This course is an intensive introduction to various scientific perspectives on the processes through which people make decisions. Perspectives covered include cognitive psychology of human problem-solving, judgment and choice, theories of rational judgment and decision, and the mathematical theory of games. Much of the material is technically rigorous. Prior or current enrollment in STAT 101 or the equivalent, although not required, is strongly recommended.
This class provides a high-level introduction to the field of judgment and decision making (JDM) and in-depth exposure to the process of doing research in this area. Throughout the semester you will gain hands-on experience with several different JDM research projects. You will be paired with a PhD student or faculty mentor who is working on a variety of different research studies. Each week you will be given assignments that are central to one or more of these studies, and you will be given detailed descriptions of the research projects you are contributing to and how your assignments relate to the successful completion of these projects.

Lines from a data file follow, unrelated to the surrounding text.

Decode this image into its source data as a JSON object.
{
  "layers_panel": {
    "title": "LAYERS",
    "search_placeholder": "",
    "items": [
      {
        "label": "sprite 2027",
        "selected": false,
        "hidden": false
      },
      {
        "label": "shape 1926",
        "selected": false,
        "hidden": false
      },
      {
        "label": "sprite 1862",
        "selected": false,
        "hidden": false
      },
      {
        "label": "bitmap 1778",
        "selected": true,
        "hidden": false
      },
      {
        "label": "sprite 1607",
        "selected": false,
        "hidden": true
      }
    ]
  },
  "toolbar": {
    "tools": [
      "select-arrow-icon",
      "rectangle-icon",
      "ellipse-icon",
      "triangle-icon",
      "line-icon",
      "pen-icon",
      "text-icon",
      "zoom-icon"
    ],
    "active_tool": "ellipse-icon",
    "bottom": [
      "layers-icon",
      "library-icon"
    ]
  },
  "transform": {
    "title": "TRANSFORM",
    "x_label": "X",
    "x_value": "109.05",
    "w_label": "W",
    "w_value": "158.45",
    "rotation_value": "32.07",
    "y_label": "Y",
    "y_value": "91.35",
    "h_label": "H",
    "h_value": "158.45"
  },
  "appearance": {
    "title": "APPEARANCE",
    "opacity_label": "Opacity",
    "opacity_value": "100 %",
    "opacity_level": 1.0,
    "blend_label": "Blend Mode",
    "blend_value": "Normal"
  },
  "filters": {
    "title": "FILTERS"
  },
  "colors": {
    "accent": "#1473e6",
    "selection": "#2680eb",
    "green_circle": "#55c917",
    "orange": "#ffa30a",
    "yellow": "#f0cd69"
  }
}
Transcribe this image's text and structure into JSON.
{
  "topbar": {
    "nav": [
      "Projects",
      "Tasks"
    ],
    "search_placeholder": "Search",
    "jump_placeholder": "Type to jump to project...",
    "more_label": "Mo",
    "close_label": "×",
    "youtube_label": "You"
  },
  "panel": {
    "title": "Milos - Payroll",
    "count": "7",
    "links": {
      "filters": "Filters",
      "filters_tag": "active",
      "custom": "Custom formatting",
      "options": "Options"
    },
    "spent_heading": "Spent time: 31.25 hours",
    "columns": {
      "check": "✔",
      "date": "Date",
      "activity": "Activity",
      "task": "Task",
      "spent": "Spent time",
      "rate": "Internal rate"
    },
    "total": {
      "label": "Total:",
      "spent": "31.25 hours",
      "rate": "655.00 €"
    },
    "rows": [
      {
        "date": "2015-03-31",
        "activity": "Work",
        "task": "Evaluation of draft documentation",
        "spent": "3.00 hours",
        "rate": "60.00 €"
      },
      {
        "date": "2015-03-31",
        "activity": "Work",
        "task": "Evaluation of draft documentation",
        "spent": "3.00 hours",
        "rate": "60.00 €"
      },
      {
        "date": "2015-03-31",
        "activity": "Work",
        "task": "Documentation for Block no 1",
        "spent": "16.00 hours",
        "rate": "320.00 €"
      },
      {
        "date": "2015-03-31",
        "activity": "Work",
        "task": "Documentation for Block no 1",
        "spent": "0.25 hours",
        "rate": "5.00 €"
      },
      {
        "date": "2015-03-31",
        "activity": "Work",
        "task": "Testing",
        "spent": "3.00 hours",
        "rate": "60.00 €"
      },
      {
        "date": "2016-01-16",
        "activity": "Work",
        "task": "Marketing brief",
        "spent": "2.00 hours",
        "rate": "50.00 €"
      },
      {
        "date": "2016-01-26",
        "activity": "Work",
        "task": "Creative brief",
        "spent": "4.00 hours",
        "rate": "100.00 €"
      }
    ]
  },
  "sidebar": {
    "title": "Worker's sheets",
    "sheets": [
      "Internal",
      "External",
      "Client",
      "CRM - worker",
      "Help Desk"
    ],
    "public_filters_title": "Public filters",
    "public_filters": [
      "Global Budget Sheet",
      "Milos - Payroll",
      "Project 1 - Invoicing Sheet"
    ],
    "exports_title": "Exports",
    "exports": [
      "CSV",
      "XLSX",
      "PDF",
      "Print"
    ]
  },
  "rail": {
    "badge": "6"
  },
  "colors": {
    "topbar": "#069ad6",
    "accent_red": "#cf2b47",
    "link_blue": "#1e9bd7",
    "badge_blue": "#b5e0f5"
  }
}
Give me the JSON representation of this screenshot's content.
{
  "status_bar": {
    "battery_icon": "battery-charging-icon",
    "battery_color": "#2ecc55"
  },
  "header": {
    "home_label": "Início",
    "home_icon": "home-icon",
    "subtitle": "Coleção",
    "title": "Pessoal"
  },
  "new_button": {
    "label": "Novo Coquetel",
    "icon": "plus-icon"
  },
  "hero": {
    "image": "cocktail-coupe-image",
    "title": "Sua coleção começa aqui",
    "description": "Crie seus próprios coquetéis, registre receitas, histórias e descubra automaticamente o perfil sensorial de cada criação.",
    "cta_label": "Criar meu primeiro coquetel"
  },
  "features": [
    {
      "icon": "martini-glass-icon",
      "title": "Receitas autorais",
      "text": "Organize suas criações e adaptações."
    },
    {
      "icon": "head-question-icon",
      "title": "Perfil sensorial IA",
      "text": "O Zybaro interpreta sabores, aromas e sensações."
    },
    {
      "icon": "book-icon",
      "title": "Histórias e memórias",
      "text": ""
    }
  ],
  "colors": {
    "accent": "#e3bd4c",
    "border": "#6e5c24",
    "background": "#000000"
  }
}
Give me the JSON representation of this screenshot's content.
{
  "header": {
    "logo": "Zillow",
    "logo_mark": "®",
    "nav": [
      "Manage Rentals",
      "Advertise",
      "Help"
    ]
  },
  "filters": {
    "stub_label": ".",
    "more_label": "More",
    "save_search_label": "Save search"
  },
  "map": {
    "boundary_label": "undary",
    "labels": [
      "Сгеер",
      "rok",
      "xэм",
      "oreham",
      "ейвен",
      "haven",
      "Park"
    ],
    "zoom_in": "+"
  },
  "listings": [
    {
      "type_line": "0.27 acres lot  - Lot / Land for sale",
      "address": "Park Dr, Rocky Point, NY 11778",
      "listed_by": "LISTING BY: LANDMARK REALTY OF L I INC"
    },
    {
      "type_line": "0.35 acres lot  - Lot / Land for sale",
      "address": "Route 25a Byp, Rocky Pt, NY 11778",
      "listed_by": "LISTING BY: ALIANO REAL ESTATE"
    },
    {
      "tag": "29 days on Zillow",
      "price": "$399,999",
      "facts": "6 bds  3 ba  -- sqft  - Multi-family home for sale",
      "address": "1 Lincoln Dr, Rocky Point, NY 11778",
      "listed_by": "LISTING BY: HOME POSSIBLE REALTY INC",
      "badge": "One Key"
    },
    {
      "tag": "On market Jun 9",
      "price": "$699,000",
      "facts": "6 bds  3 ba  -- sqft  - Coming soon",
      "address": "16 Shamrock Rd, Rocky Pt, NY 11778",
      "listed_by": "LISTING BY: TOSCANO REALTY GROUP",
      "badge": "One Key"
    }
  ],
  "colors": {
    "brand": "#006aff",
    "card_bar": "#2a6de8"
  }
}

To complement your hands-on research experience, throughout the semester you will be assigned readings from the book Nudge by Thaler and Sunstein, which summarizes key recent ideas in the JDM literature. You will also meet as a group for an hour once every three weeks with the class's faculty supervisor and all of his or her PhD students to discuss the projects you are working on, to discuss the class readings, and to discuss your own research ideas stimulated by getting involved in various projects. Date and time to be mutually agreed upon by supervising faculty and students. the 1CU version of this course will involve approx. 10 hours of research immersion per week and a 10-page paper. The 0.5 CU version of this course will involve approx 5 hours of research immersion per week and a 5-page final paper. Please contact Maurice Schweitzer if you are interested in enrolling in the course: firstname.lastname@example.org
The course is built around lectures reviewing multiple empirical studies, class discussion,and a few cases. Depending on the instructor, grading is determined by some combination of short written assignments, tests, class participation and a final project (see each instructor's syllabus for details).
Many people are averse to using algorithms when making decisions, preferring to rely on their instincts. New Wharton research says a simple adjustment can help them feel differently.Knowledge @ Wharton - 2017/02/13